▶ [Recorded information]
#####

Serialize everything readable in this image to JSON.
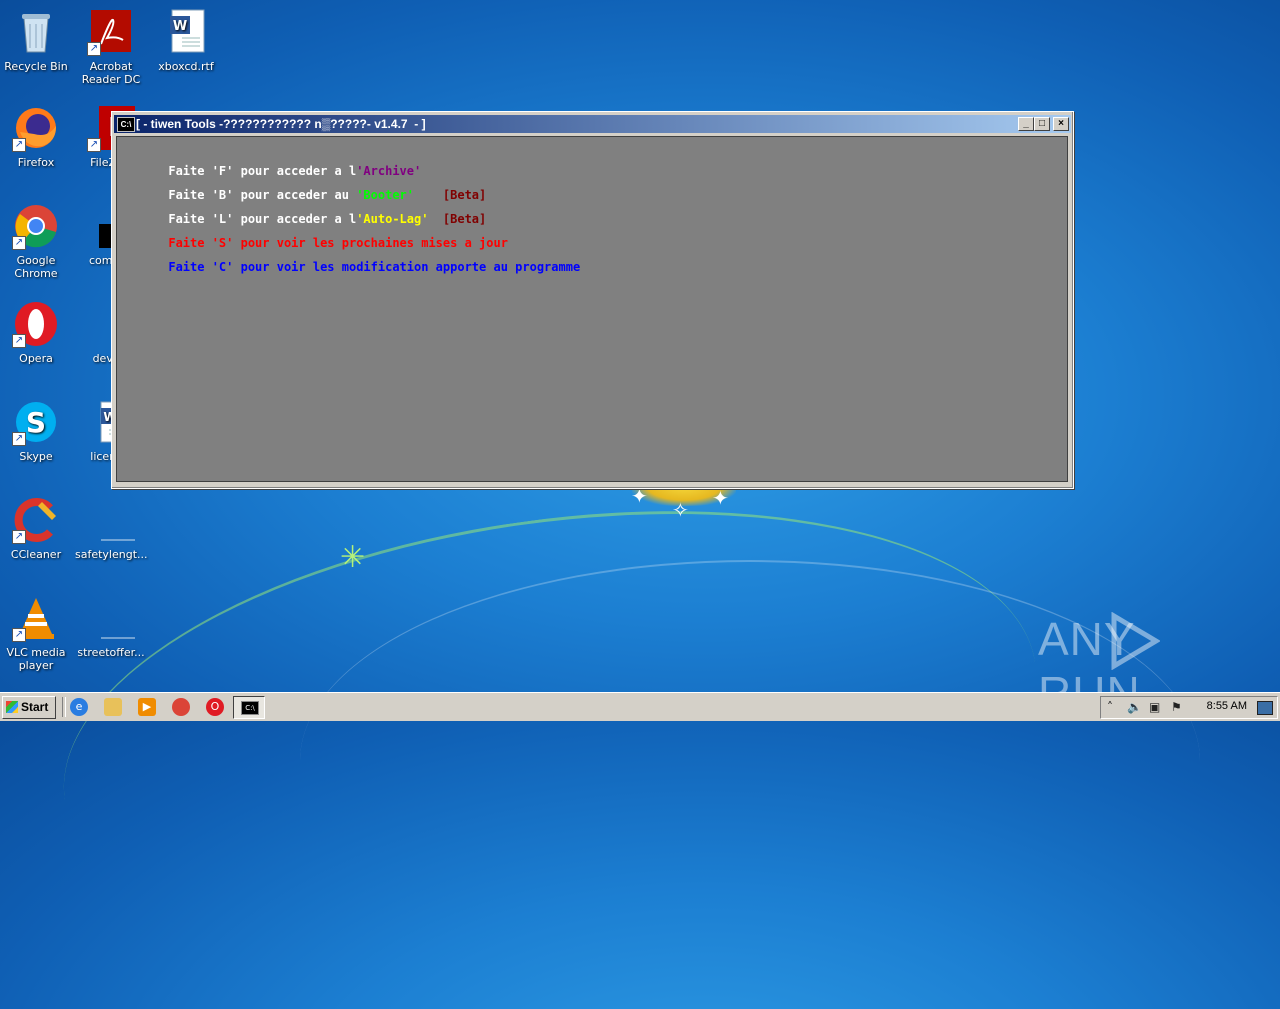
{
  "desktop": {
    "icons": [
      {
        "label": "Recycle Bin",
        "icon": "recycle-bin-icon"
      },
      {
        "label": "Acrobat Reader DC",
        "icon": "acrobat-icon"
      },
      {
        "label": "xboxcd.rtf",
        "icon": "word-document-icon"
      },
      {
        "label": "Firefox",
        "icon": "firefox-icon"
      },
      {
        "label": "FileZilla",
        "icon": "filezilla-icon"
      },
      {
        "label": "Google Chrome",
        "icon": "chrome-icon"
      },
      {
        "label": "comeap",
        "icon": "black-file-icon"
      },
      {
        "label": "Opera",
        "icon": "opera-icon"
      },
      {
        "label": "develo",
        "icon": "file-icon"
      },
      {
        "label": "Skype",
        "icon": "skype-icon"
      },
      {
        "label": "licensel",
        "icon": "word-document-icon"
      },
      {
        "label": "CCleaner",
        "icon": "ccleaner-icon"
      },
      {
        "label": "safetylengt...",
        "icon": "blank-file-icon"
      },
      {
        "label": "VLC media player",
        "icon": "vlc-icon"
      },
      {
        "label": "streetoffer...",
        "icon": "blank-file-icon"
      }
    ]
  },
  "console_window": {
    "title": "[ - tiwen Tools -???????????? n▒?????- v1.4.7  - ]",
    "icon_text": "C:\\",
    "controls": {
      "minimize": "_",
      "maximize": "□",
      "close": "×"
    },
    "lines": [
      {
        "parts": [
          {
            "text": "Faite 'F' pour acceder a l",
            "color": "#ffffff"
          },
          {
            "text": "'Archive'",
            "color": "#800080"
          }
        ]
      },
      {
        "parts": [
          {
            "text": "Faite 'B' pour acceder au ",
            "color": "#ffffff"
          },
          {
            "text": "'Booter'",
            "color": "#00ff00"
          },
          {
            "text": "    [Beta]",
            "color": "#800000"
          }
        ]
      },
      {
        "parts": [
          {
            "text": "Faite 'L' pour acceder a l",
            "color": "#ffffff"
          },
          {
            "text": "'Auto-Lag'",
            "color": "#ffff00"
          },
          {
            "text": "  [Beta]",
            "color": "#800000"
          }
        ]
      },
      {
        "parts": [
          {
            "text": "Faite 'S' pour voir les prochaines mises a jour",
            "color": "#ff0000"
          }
        ]
      },
      {
        "parts": [
          {
            "text": "Faite 'C' pour voir les modification apporte au programme",
            "color": "#0000ff"
          }
        ]
      }
    ]
  },
  "taskbar": {
    "start_label": "Start",
    "quick_launch": [
      "internet-explorer-icon",
      "folder-icon",
      "media-player-icon",
      "chrome-icon",
      "opera-icon"
    ],
    "active_task_icon": "C:\\",
    "clock": "8:55 AM"
  },
  "watermark": {
    "left": "ANY",
    "right": "RUN"
  }
}
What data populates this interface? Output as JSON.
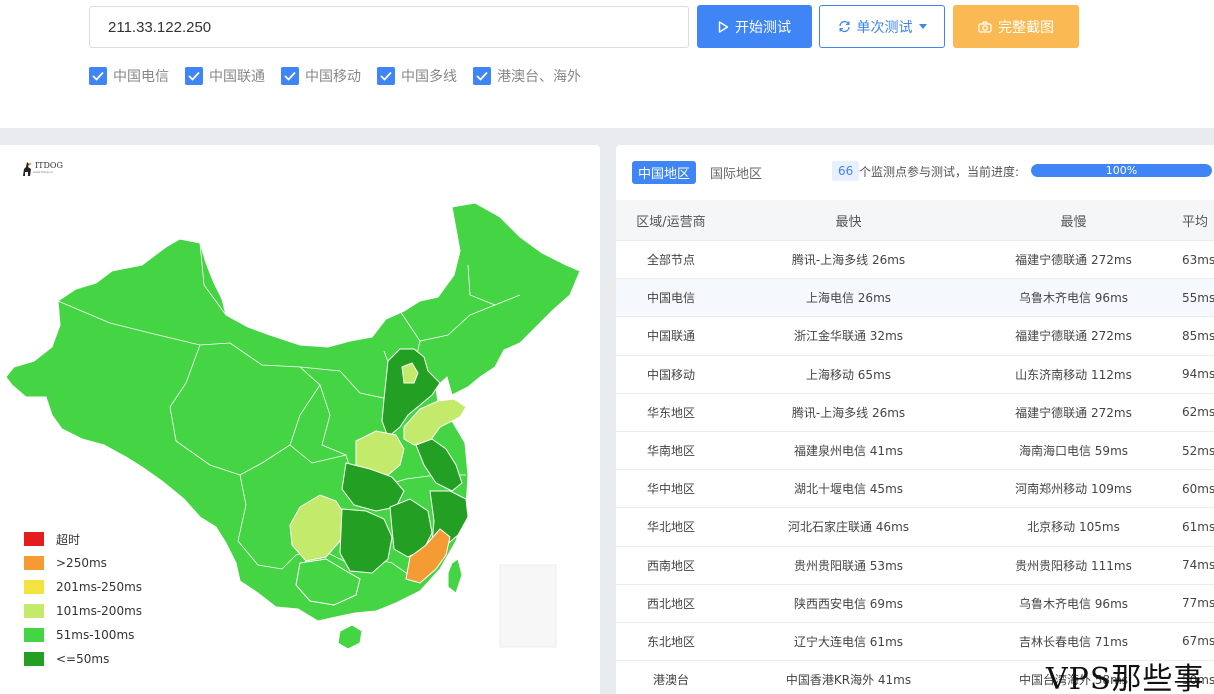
{
  "search": {
    "ip_value": "211.33.122.250"
  },
  "buttons": {
    "start": "开始测试",
    "single": "单次测试",
    "screenshot": "完整截图"
  },
  "filters": [
    {
      "label": "中国电信",
      "checked": true
    },
    {
      "label": "中国联通",
      "checked": true
    },
    {
      "label": "中国移动",
      "checked": true
    },
    {
      "label": "中国多线",
      "checked": true
    },
    {
      "label": "港澳台、海外",
      "checked": true
    }
  ],
  "logo": {
    "text": "ITDOG",
    "sub": "www.itdog.cn"
  },
  "legend": [
    {
      "label": "超时",
      "color": "#e41c1c"
    },
    {
      "label": ">250ms",
      "color": "#f59b33"
    },
    {
      "label": "201ms-250ms",
      "color": "#f3e33f"
    },
    {
      "label": "101ms-200ms",
      "color": "#c4ea6c"
    },
    {
      "label": "51ms-100ms",
      "color": "#45d444"
    },
    {
      "label": "<=50ms",
      "color": "#23a023"
    }
  ],
  "tabs": {
    "china": "中国地区",
    "intl": "国际地区"
  },
  "status": {
    "count": "66",
    "text": "个监测点参与测试，当前进度:",
    "progress_label": "100%",
    "progress": 1.0
  },
  "table": {
    "headers": [
      "区域/运营商",
      "最快",
      "最慢",
      "平均"
    ],
    "rows": [
      [
        "全部节点",
        "腾讯-上海多线 26ms",
        "福建宁德联通 272ms",
        "63ms"
      ],
      [
        "中国电信",
        "上海电信 26ms",
        "乌鲁木齐电信 96ms",
        "55ms"
      ],
      [
        "中国联通",
        "浙江金华联通 32ms",
        "福建宁德联通 272ms",
        "85ms"
      ],
      [
        "中国移动",
        "上海移动 65ms",
        "山东济南移动 112ms",
        "94ms"
      ],
      [
        "华东地区",
        "腾讯-上海多线 26ms",
        "福建宁德联通 272ms",
        "62ms"
      ],
      [
        "华南地区",
        "福建泉州电信 41ms",
        "海南海口电信 59ms",
        "52ms"
      ],
      [
        "华中地区",
        "湖北十堰电信 45ms",
        "河南郑州移动 109ms",
        "60ms"
      ],
      [
        "华北地区",
        "河北石家庄联通 46ms",
        "北京移动 105ms",
        "61ms"
      ],
      [
        "西南地区",
        "贵州贵阳联通 53ms",
        "贵州贵阳移动 111ms",
        "74ms"
      ],
      [
        "西北地区",
        "陕西西安电信 69ms",
        "乌鲁木齐电信 96ms",
        "77ms"
      ],
      [
        "东北地区",
        "辽宁大连电信 61ms",
        "吉林长春电信 71ms",
        "67ms"
      ],
      [
        "港澳台",
        "中国香港KR海外 41ms",
        "中国台湾海外 58ms",
        "50ms"
      ]
    ]
  },
  "watermark": "VPS那些事"
}
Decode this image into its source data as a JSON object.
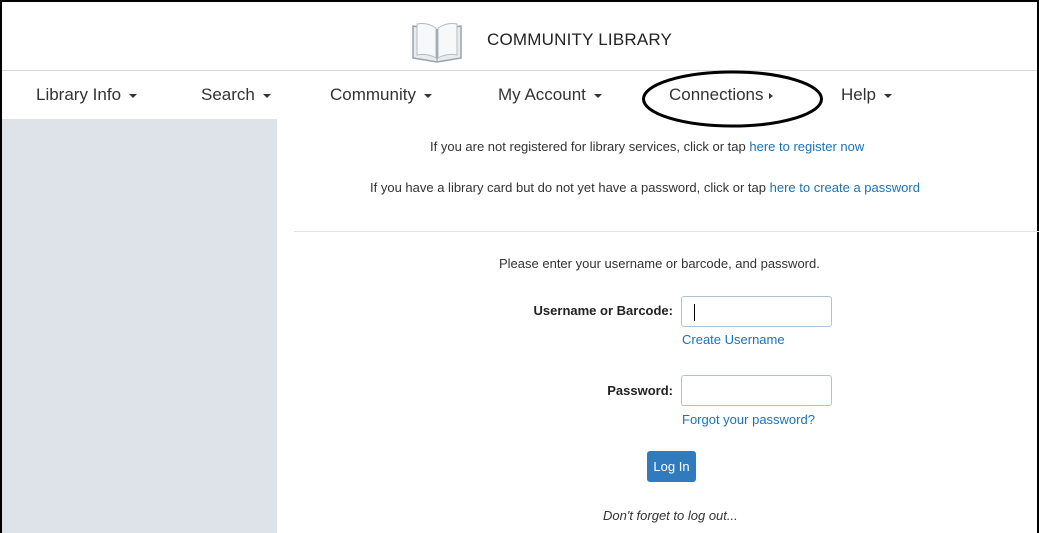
{
  "header": {
    "logo_icon": "open-book-icon",
    "title": "COMMUNITY LIBRARY"
  },
  "nav": {
    "items": [
      {
        "label": "Library Info",
        "indicator": "caret-down"
      },
      {
        "label": "Search",
        "indicator": "caret-down"
      },
      {
        "label": "Community",
        "indicator": "caret-down"
      },
      {
        "label": "My Account",
        "indicator": "caret-down"
      },
      {
        "label": "Connections",
        "indicator": "caret-right",
        "highlighted": true
      },
      {
        "label": "Help",
        "indicator": "caret-down"
      }
    ]
  },
  "notices": {
    "register_text": "If you are not registered for library services, click or tap",
    "register_link": "here to register now",
    "password_text": "If you have a library card but do not yet have a password, click or tap",
    "password_link": "here to create a password"
  },
  "login": {
    "instructions": "Please enter your username or barcode, and password.",
    "username_label": "Username or Barcode:",
    "username_value": "",
    "create_username_link": "Create Username",
    "password_label": "Password:",
    "password_value": "",
    "forgot_password_link": "Forgot your password?",
    "login_button": "Log In",
    "reminder": "Don't forget to log out..."
  },
  "colors": {
    "link": "#1a73b8",
    "button": "#2f7bbd",
    "sidebar": "#dde3e8",
    "highlight_ellipse": "#000000"
  }
}
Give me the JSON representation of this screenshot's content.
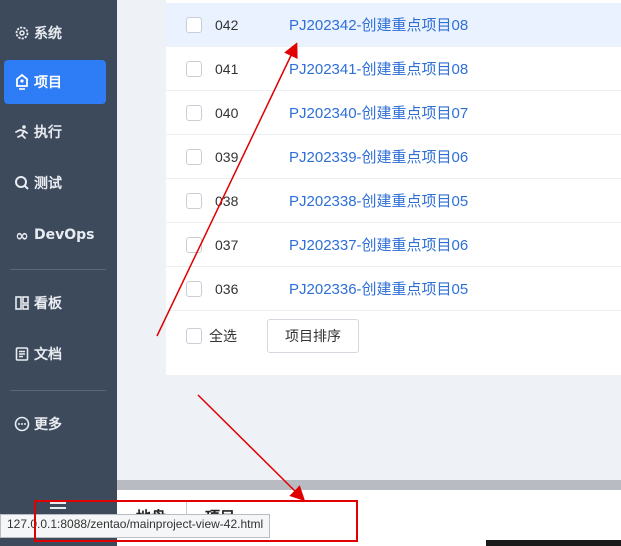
{
  "sidebar": {
    "items": [
      {
        "label": "系统",
        "icon": "gear-icon"
      },
      {
        "label": "项目",
        "icon": "project-icon",
        "active": true
      },
      {
        "label": "执行",
        "icon": "run-icon"
      },
      {
        "label": "测试",
        "icon": "test-icon"
      },
      {
        "label": "DevOps",
        "icon": "infinity-icon"
      },
      {
        "label": "看板",
        "icon": "kanban-icon"
      },
      {
        "label": "文档",
        "icon": "doc-icon"
      },
      {
        "label": "更多",
        "icon": "more-icon"
      }
    ]
  },
  "projects": [
    {
      "id": "042",
      "name": "PJ202342-创建重点项目08",
      "highlight": true
    },
    {
      "id": "041",
      "name": "PJ202341-创建重点项目08"
    },
    {
      "id": "040",
      "name": "PJ202340-创建重点项目07"
    },
    {
      "id": "039",
      "name": "PJ202339-创建重点项目06"
    },
    {
      "id": "038",
      "name": "PJ202338-创建重点项目05"
    },
    {
      "id": "037",
      "name": "PJ202337-创建重点项目06"
    },
    {
      "id": "036",
      "name": "PJ202336-创建重点项目05"
    }
  ],
  "footer": {
    "select_all": "全选",
    "sort_button": "项目排序"
  },
  "bottom_tabs": {
    "tab1": "地盘",
    "tab2": "项目"
  },
  "status_url": "127.0.0.1:8088/zentao/mainproject-view-42.html",
  "colors": {
    "sidebar": "#3d4a5c",
    "active": "#2e7cf6",
    "link": "#2e6fd8",
    "annotation": "#e00000"
  }
}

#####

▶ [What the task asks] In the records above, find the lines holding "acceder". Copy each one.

▶ [Result of this exercise]
            "text": "Faite 'F' pour acceder a l",
            "text": "Faite 'B' pour acceder au ",
            "text": "Faite 'L' pour acceder a l",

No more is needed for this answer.